EXERCISE:
Find every line in the records below that contains "label", and copy it.

-*-

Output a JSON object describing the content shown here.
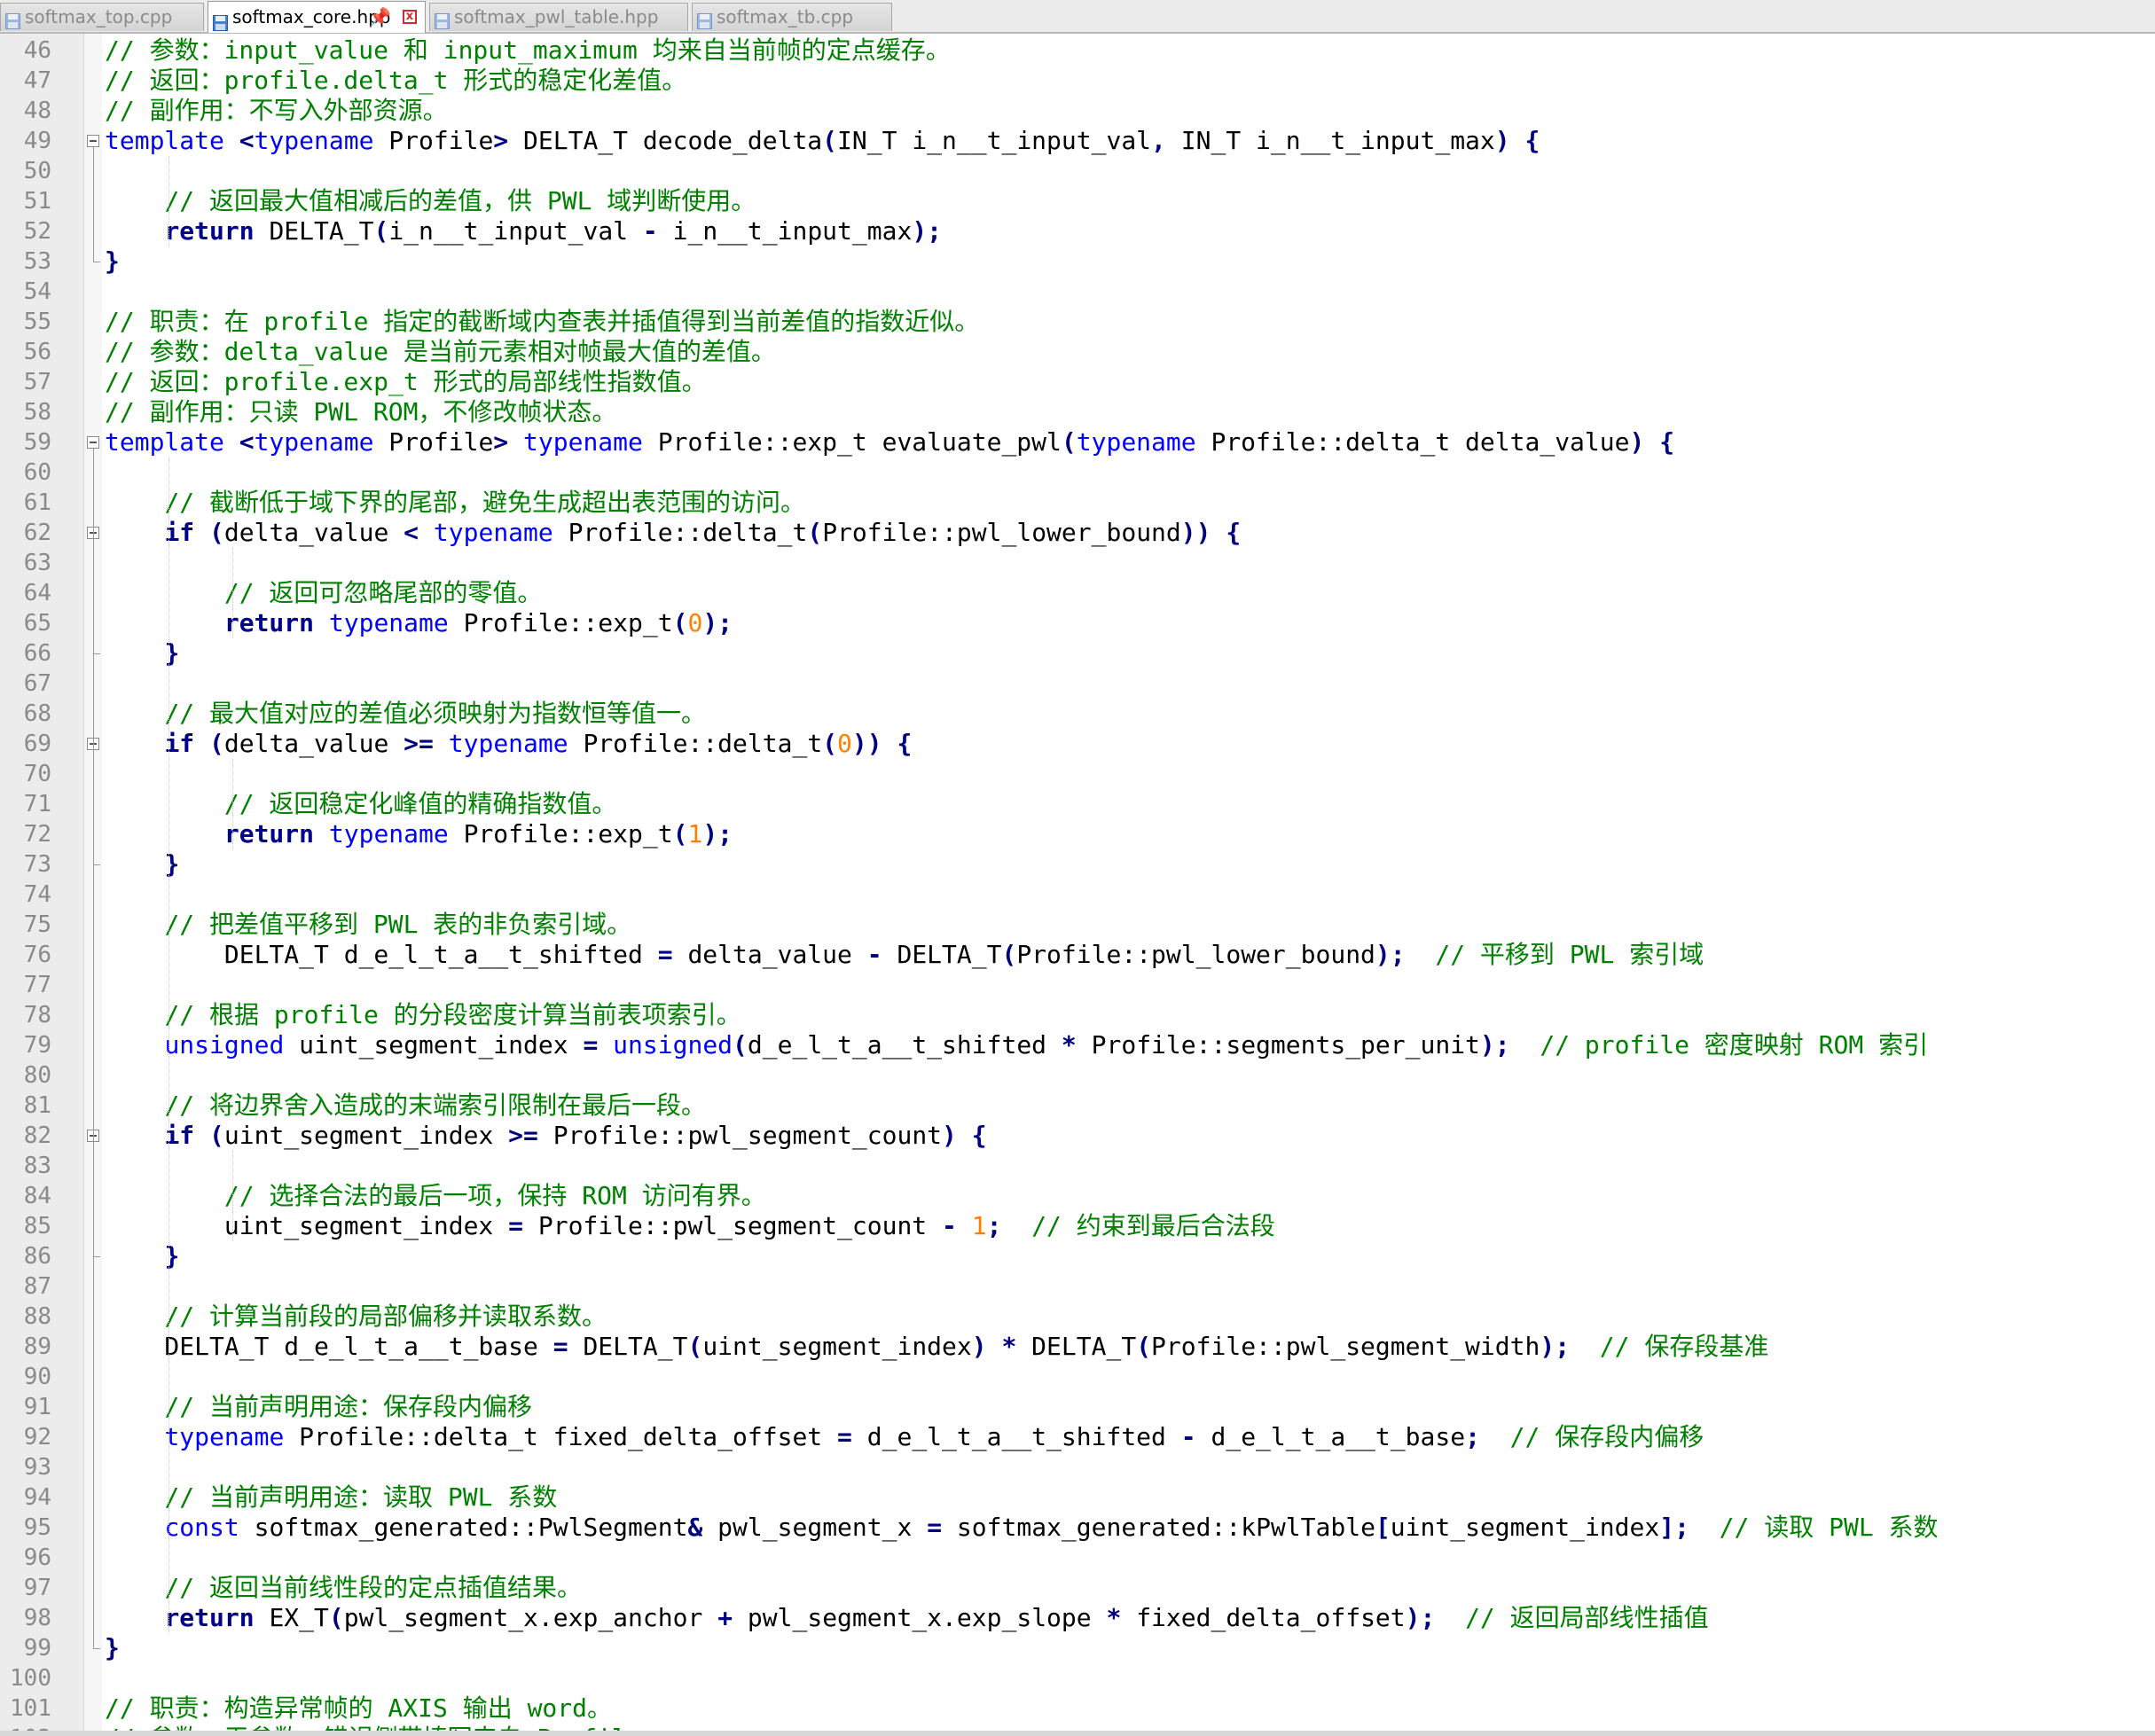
{
  "tabs": [
    {
      "label": "softmax_top.cpp",
      "active": false,
      "icon": "file-icon"
    },
    {
      "label": "softmax_core.hpp",
      "active": true,
      "icon": "save-icon",
      "pin": "📌",
      "close": "x"
    },
    {
      "label": "softmax_pwl_table.hpp",
      "active": false,
      "icon": "file-icon"
    },
    {
      "label": "softmax_tb.cpp",
      "active": false,
      "icon": "file-icon"
    }
  ],
  "colors": {
    "comment": "#008000",
    "keyword": "#0000ff",
    "bold_keyword": "#00008b",
    "number": "#ff8000",
    "operator": "#000080",
    "tab_close": "#d62828"
  },
  "lines": [
    {
      "n": "46",
      "t": [
        [
          "cm",
          "// 参数：input_value 和 input_maximum 均来自当前帧的定点缓存。"
        ]
      ]
    },
    {
      "n": "47",
      "t": [
        [
          "cm",
          "// 返回：profile.delta_t 形式的稳定化差值。"
        ]
      ]
    },
    {
      "n": "48",
      "t": [
        [
          "cm",
          "// 副作用：不写入外部资源。"
        ]
      ]
    },
    {
      "n": "49",
      "t": [
        [
          "kw",
          "template"
        ],
        [
          "",
          " "
        ],
        [
          "op",
          "<"
        ],
        [
          "kw",
          "typename"
        ],
        [
          "",
          " Profile"
        ],
        [
          "op",
          ">"
        ],
        [
          "",
          " DELTA_T decode_delta"
        ],
        [
          "op",
          "("
        ],
        [
          "",
          "IN_T i_n__t_input_val"
        ],
        [
          "op",
          ","
        ],
        [
          "",
          " IN_T i_n__t_input_max"
        ],
        [
          "op",
          ")"
        ],
        [
          "",
          " "
        ],
        [
          "op",
          "{"
        ]
      ]
    },
    {
      "n": "50",
      "t": []
    },
    {
      "n": "51",
      "t": [
        [
          "",
          "    "
        ],
        [
          "cm",
          "// 返回最大值相减后的差值，供 PWL 域判断使用。"
        ]
      ]
    },
    {
      "n": "52",
      "t": [
        [
          "",
          "    "
        ],
        [
          "kb",
          "return"
        ],
        [
          "",
          " DELTA_T"
        ],
        [
          "op",
          "("
        ],
        [
          "",
          "i_n__t_input_val "
        ],
        [
          "op",
          "-"
        ],
        [
          "",
          " i_n__t_input_max"
        ],
        [
          "op",
          ");"
        ]
      ]
    },
    {
      "n": "53",
      "t": [
        [
          "op",
          "}"
        ]
      ]
    },
    {
      "n": "54",
      "t": []
    },
    {
      "n": "55",
      "t": [
        [
          "cm",
          "// 职责：在 profile 指定的截断域内查表并插值得到当前差值的指数近似。"
        ]
      ]
    },
    {
      "n": "56",
      "t": [
        [
          "cm",
          "// 参数：delta_value 是当前元素相对帧最大值的差值。"
        ]
      ]
    },
    {
      "n": "57",
      "t": [
        [
          "cm",
          "// 返回：profile.exp_t 形式的局部线性指数值。"
        ]
      ]
    },
    {
      "n": "58",
      "t": [
        [
          "cm",
          "// 副作用：只读 PWL ROM，不修改帧状态。"
        ]
      ]
    },
    {
      "n": "59",
      "t": [
        [
          "kw",
          "template"
        ],
        [
          "",
          " "
        ],
        [
          "op",
          "<"
        ],
        [
          "kw",
          "typename"
        ],
        [
          "",
          " Profile"
        ],
        [
          "op",
          ">"
        ],
        [
          "",
          " "
        ],
        [
          "kw",
          "typename"
        ],
        [
          "",
          " Profile::exp_t evaluate_pwl"
        ],
        [
          "op",
          "("
        ],
        [
          "kw",
          "typename"
        ],
        [
          "",
          " Profile::delta_t delta_value"
        ],
        [
          "op",
          ")"
        ],
        [
          "",
          " "
        ],
        [
          "op",
          "{"
        ]
      ]
    },
    {
      "n": "60",
      "t": []
    },
    {
      "n": "61",
      "t": [
        [
          "",
          "    "
        ],
        [
          "cm",
          "// 截断低于域下界的尾部，避免生成超出表范围的访问。"
        ]
      ]
    },
    {
      "n": "62",
      "t": [
        [
          "",
          "    "
        ],
        [
          "kb",
          "if"
        ],
        [
          "",
          " "
        ],
        [
          "op",
          "("
        ],
        [
          "",
          "delta_value "
        ],
        [
          "op",
          "<"
        ],
        [
          "",
          " "
        ],
        [
          "kw",
          "typename"
        ],
        [
          "",
          " Profile::delta_t"
        ],
        [
          "op",
          "("
        ],
        [
          "",
          "Profile::pwl_lower_bound"
        ],
        [
          "op",
          "))"
        ],
        [
          "",
          " "
        ],
        [
          "op",
          "{"
        ]
      ]
    },
    {
      "n": "63",
      "t": []
    },
    {
      "n": "64",
      "t": [
        [
          "",
          "        "
        ],
        [
          "cm",
          "// 返回可忽略尾部的零值。"
        ]
      ]
    },
    {
      "n": "65",
      "t": [
        [
          "",
          "        "
        ],
        [
          "kb",
          "return"
        ],
        [
          "",
          " "
        ],
        [
          "kw",
          "typename"
        ],
        [
          "",
          " Profile::exp_t"
        ],
        [
          "op",
          "("
        ],
        [
          "num",
          "0"
        ],
        [
          "op",
          ");"
        ]
      ]
    },
    {
      "n": "66",
      "t": [
        [
          "",
          "    "
        ],
        [
          "op",
          "}"
        ]
      ]
    },
    {
      "n": "67",
      "t": []
    },
    {
      "n": "68",
      "t": [
        [
          "",
          "    "
        ],
        [
          "cm",
          "// 最大值对应的差值必须映射为指数恒等值一。"
        ]
      ]
    },
    {
      "n": "69",
      "t": [
        [
          "",
          "    "
        ],
        [
          "kb",
          "if"
        ],
        [
          "",
          " "
        ],
        [
          "op",
          "("
        ],
        [
          "",
          "delta_value "
        ],
        [
          "op",
          ">="
        ],
        [
          "",
          " "
        ],
        [
          "kw",
          "typename"
        ],
        [
          "",
          " Profile::delta_t"
        ],
        [
          "op",
          "("
        ],
        [
          "num",
          "0"
        ],
        [
          "op",
          "))"
        ],
        [
          "",
          " "
        ],
        [
          "op",
          "{"
        ]
      ]
    },
    {
      "n": "70",
      "t": []
    },
    {
      "n": "71",
      "t": [
        [
          "",
          "        "
        ],
        [
          "cm",
          "// 返回稳定化峰值的精确指数值。"
        ]
      ]
    },
    {
      "n": "72",
      "t": [
        [
          "",
          "        "
        ],
        [
          "kb",
          "return"
        ],
        [
          "",
          " "
        ],
        [
          "kw",
          "typename"
        ],
        [
          "",
          " Profile::exp_t"
        ],
        [
          "op",
          "("
        ],
        [
          "num",
          "1"
        ],
        [
          "op",
          ");"
        ]
      ]
    },
    {
      "n": "73",
      "t": [
        [
          "",
          "    "
        ],
        [
          "op",
          "}"
        ]
      ]
    },
    {
      "n": "74",
      "t": []
    },
    {
      "n": "75",
      "t": [
        [
          "",
          "    "
        ],
        [
          "cm",
          "// 把差值平移到 PWL 表的非负索引域。"
        ]
      ]
    },
    {
      "n": "76",
      "t": [
        [
          "",
          "        DELTA_T d_e_l_t_a__t_shifted "
        ],
        [
          "op",
          "="
        ],
        [
          "",
          " delta_value "
        ],
        [
          "op",
          "-"
        ],
        [
          "",
          " DELTA_T"
        ],
        [
          "op",
          "("
        ],
        [
          "",
          "Profile::pwl_lower_bound"
        ],
        [
          "op",
          ");"
        ],
        [
          "",
          "  "
        ],
        [
          "cm",
          "// 平移到 PWL 索引域"
        ]
      ]
    },
    {
      "n": "77",
      "t": []
    },
    {
      "n": "78",
      "t": [
        [
          "",
          "    "
        ],
        [
          "cm",
          "// 根据 profile 的分段密度计算当前表项索引。"
        ]
      ]
    },
    {
      "n": "79",
      "t": [
        [
          "",
          "    "
        ],
        [
          "kw",
          "unsigned"
        ],
        [
          "",
          " uint_segment_index "
        ],
        [
          "op",
          "="
        ],
        [
          "",
          " "
        ],
        [
          "kw",
          "unsigned"
        ],
        [
          "op",
          "("
        ],
        [
          "",
          "d_e_l_t_a__t_shifted "
        ],
        [
          "op",
          "*"
        ],
        [
          "",
          " Profile::segments_per_unit"
        ],
        [
          "op",
          ");"
        ],
        [
          "",
          "  "
        ],
        [
          "cm",
          "// profile 密度映射 ROM 索引"
        ]
      ]
    },
    {
      "n": "80",
      "t": []
    },
    {
      "n": "81",
      "t": [
        [
          "",
          "    "
        ],
        [
          "cm",
          "// 将边界舍入造成的末端索引限制在最后一段。"
        ]
      ]
    },
    {
      "n": "82",
      "t": [
        [
          "",
          "    "
        ],
        [
          "kb",
          "if"
        ],
        [
          "",
          " "
        ],
        [
          "op",
          "("
        ],
        [
          "",
          "uint_segment_index "
        ],
        [
          "op",
          ">="
        ],
        [
          "",
          " Profile::pwl_segment_count"
        ],
        [
          "op",
          ")"
        ],
        [
          "",
          " "
        ],
        [
          "op",
          "{"
        ]
      ]
    },
    {
      "n": "83",
      "t": []
    },
    {
      "n": "84",
      "t": [
        [
          "",
          "        "
        ],
        [
          "cm",
          "// 选择合法的最后一项，保持 ROM 访问有界。"
        ]
      ]
    },
    {
      "n": "85",
      "t": [
        [
          "",
          "        uint_segment_index "
        ],
        [
          "op",
          "="
        ],
        [
          "",
          " Profile::pwl_segment_count "
        ],
        [
          "op",
          "-"
        ],
        [
          "",
          " "
        ],
        [
          "num",
          "1"
        ],
        [
          "op",
          ";"
        ],
        [
          "",
          "  "
        ],
        [
          "cm",
          "// 约束到最后合法段"
        ]
      ]
    },
    {
      "n": "86",
      "t": [
        [
          "",
          "    "
        ],
        [
          "op",
          "}"
        ]
      ]
    },
    {
      "n": "87",
      "t": []
    },
    {
      "n": "88",
      "t": [
        [
          "",
          "    "
        ],
        [
          "cm",
          "// 计算当前段的局部偏移并读取系数。"
        ]
      ]
    },
    {
      "n": "89",
      "t": [
        [
          "",
          "    DELTA_T d_e_l_t_a__t_base "
        ],
        [
          "op",
          "="
        ],
        [
          "",
          " DELTA_T"
        ],
        [
          "op",
          "("
        ],
        [
          "",
          "uint_segment_index"
        ],
        [
          "op",
          ")"
        ],
        [
          "",
          " "
        ],
        [
          "op",
          "*"
        ],
        [
          "",
          " DELTA_T"
        ],
        [
          "op",
          "("
        ],
        [
          "",
          "Profile::pwl_segment_width"
        ],
        [
          "op",
          ");"
        ],
        [
          "",
          "  "
        ],
        [
          "cm",
          "// 保存段基准"
        ]
      ]
    },
    {
      "n": "90",
      "t": []
    },
    {
      "n": "91",
      "t": [
        [
          "",
          "    "
        ],
        [
          "cm",
          "// 当前声明用途：保存段内偏移"
        ]
      ]
    },
    {
      "n": "92",
      "t": [
        [
          "",
          "    "
        ],
        [
          "kw",
          "typename"
        ],
        [
          "",
          " Profile::delta_t fixed_delta_offset "
        ],
        [
          "op",
          "="
        ],
        [
          "",
          " d_e_l_t_a__t_shifted "
        ],
        [
          "op",
          "-"
        ],
        [
          "",
          " d_e_l_t_a__t_base"
        ],
        [
          "op",
          ";"
        ],
        [
          "",
          "  "
        ],
        [
          "cm",
          "// 保存段内偏移"
        ]
      ]
    },
    {
      "n": "93",
      "t": []
    },
    {
      "n": "94",
      "t": [
        [
          "",
          "    "
        ],
        [
          "cm",
          "// 当前声明用途：读取 PWL 系数"
        ]
      ]
    },
    {
      "n": "95",
      "t": [
        [
          "",
          "    "
        ],
        [
          "kw",
          "const"
        ],
        [
          "",
          " softmax_generated::PwlSegment"
        ],
        [
          "op",
          "&"
        ],
        [
          "",
          " pwl_segment_x "
        ],
        [
          "op",
          "="
        ],
        [
          "",
          " softmax_generated::kPwlTable"
        ],
        [
          "op",
          "["
        ],
        [
          "",
          "uint_segment_index"
        ],
        [
          "op",
          "];"
        ],
        [
          "",
          "  "
        ],
        [
          "cm",
          "// 读取 PWL 系数"
        ]
      ]
    },
    {
      "n": "96",
      "t": []
    },
    {
      "n": "97",
      "t": [
        [
          "",
          "    "
        ],
        [
          "cm",
          "// 返回当前线性段的定点插值结果。"
        ]
      ]
    },
    {
      "n": "98",
      "t": [
        [
          "",
          "    "
        ],
        [
          "kb",
          "return"
        ],
        [
          "",
          " EX_T"
        ],
        [
          "op",
          "("
        ],
        [
          "",
          "pwl_segment_x.exp_anchor "
        ],
        [
          "op",
          "+"
        ],
        [
          "",
          " pwl_segment_x.exp_slope "
        ],
        [
          "op",
          "*"
        ],
        [
          "",
          " fixed_delta_offset"
        ],
        [
          "op",
          ");"
        ],
        [
          "",
          "  "
        ],
        [
          "cm",
          "// 返回局部线性插值"
        ]
      ]
    },
    {
      "n": "99",
      "t": [
        [
          "op",
          "}"
        ]
      ]
    },
    {
      "n": "100",
      "t": []
    },
    {
      "n": "101",
      "t": [
        [
          "cm",
          "// 职责：构造异常帧的 AXIS 输出 word。"
        ]
      ]
    },
    {
      "n": "102",
      "t": [
        [
          "cm",
          "// 参数：无参数；错误侧带填写来自 Profile"
        ]
      ]
    }
  ]
}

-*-

TASK ANSWER:
      "label": "softmax_top.cpp",
      "label": "softmax_core.hpp",
      "label": "softmax_pwl_table.hpp",
      "label": "softmax_tb.cpp",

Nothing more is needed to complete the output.